And finally, we have two slots to fill. I could go with one of the actresses that we’ve already seen this year in all their glory, like Awkwafina in The Farewell, Emma Thompson in Late Night (could go Supporting), and Lupita Nyong’o’s terrific turn in Us. But instead of a known, fantastic quantity, I’m going to take a risk and predict two complete unknowns, each hungry for a starring, Oscar-worthy role that will make them a star. The first, and most likely nominee, is Jodie Turner-Smith for Queen+Slim. I’ve been going back and forth on Queen+Slim’s Oscar potential. It’s supposed to be a bold, daring piece of art, tackling modern-day racial issues and police brutality cases in a unique and challenging way. But new and daring is also is a bad sign for the Oscars, who in the aftermath of giving Green Book, a rather middle-road story that both white people and African-Americans can equally enjoy, may be put off by such an intense story involving justifiable homicide and race relations. But whether or not the film makes an Oscar push down the road, I think it’s safe to say that the much-discussed breakout of Jodie Turner-Smith. Meanwhile, while The Nightingale’s stock is significantly falling, I’m still expecting Aisling Franciosi to break out for her impeccable work as the film’s lead. Franciosi is taking on a challenging role, as a mother who has watched her husband murdered, her infant son killed, and been herself raped who sets out on a cross-country journey to get bloody revenge on the man who committed the atrocious act. Should the film become a huge hit and play the Oscar scene well, expect Franciosi to have a big Oscar season.

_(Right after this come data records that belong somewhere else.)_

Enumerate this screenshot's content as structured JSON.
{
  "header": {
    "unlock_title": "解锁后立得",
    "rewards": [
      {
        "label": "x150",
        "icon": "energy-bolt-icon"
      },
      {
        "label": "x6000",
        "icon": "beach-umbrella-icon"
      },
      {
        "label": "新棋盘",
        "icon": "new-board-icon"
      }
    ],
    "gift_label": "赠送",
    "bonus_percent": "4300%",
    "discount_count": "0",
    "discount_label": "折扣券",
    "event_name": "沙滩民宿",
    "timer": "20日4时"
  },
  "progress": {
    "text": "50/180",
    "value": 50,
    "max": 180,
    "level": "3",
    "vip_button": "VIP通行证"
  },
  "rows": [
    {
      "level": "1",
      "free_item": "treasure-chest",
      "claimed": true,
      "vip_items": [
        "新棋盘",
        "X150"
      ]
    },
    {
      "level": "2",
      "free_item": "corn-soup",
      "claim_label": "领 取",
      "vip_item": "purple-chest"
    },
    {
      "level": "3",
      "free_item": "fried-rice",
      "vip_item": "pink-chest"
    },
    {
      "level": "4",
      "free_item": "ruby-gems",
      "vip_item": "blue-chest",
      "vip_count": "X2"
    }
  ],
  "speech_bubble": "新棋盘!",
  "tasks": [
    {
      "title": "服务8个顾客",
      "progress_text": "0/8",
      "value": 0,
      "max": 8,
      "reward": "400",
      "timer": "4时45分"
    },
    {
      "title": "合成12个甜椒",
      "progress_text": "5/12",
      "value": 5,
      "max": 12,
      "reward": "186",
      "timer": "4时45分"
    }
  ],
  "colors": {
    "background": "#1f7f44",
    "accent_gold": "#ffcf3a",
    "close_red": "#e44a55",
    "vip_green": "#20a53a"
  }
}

That wraps up my current slate of Best Actress contenders. But there are still so many variables that we have yet to figure out for this year’s race. Will Annette Bening try her hand in the Lead category for The Report, despite a chance at winning Best Supporting Actress? Is Brie Larson Lead or Supporting in Just Mercy? And will Frances McDormand get a shot for The French Dispatch or Nomadland? And what of the other contenders? Can Michelle Dockery translate Emmy love for an Oscar nom? Is Anne Hathaway a major force in The Last Thing He Wanted? And what about Charlize Theron, who has two chances for the Roger Ailes drama Fair and Balanced (as Megyn Kelly) and the political romantic comedy Long Shot? All of these actresses have a solid chance of making an impact, not to mention the performers listed above. And who knows? I’m already doubting McCarthy and Franciosi. Until we know for sure, you can see the full list of Best Actress contenders right here, and you can see my updated overall Oscar predictions here. As always, here are my Top Five:
- Saoirse Ronan – Little Women
- Jodie Turner-Smith – Queen & Slim
- Aisling Franciosi – The Nightingale
- Melissa McCarthy – The Kitchen
- Cynthia Erivo – Harriet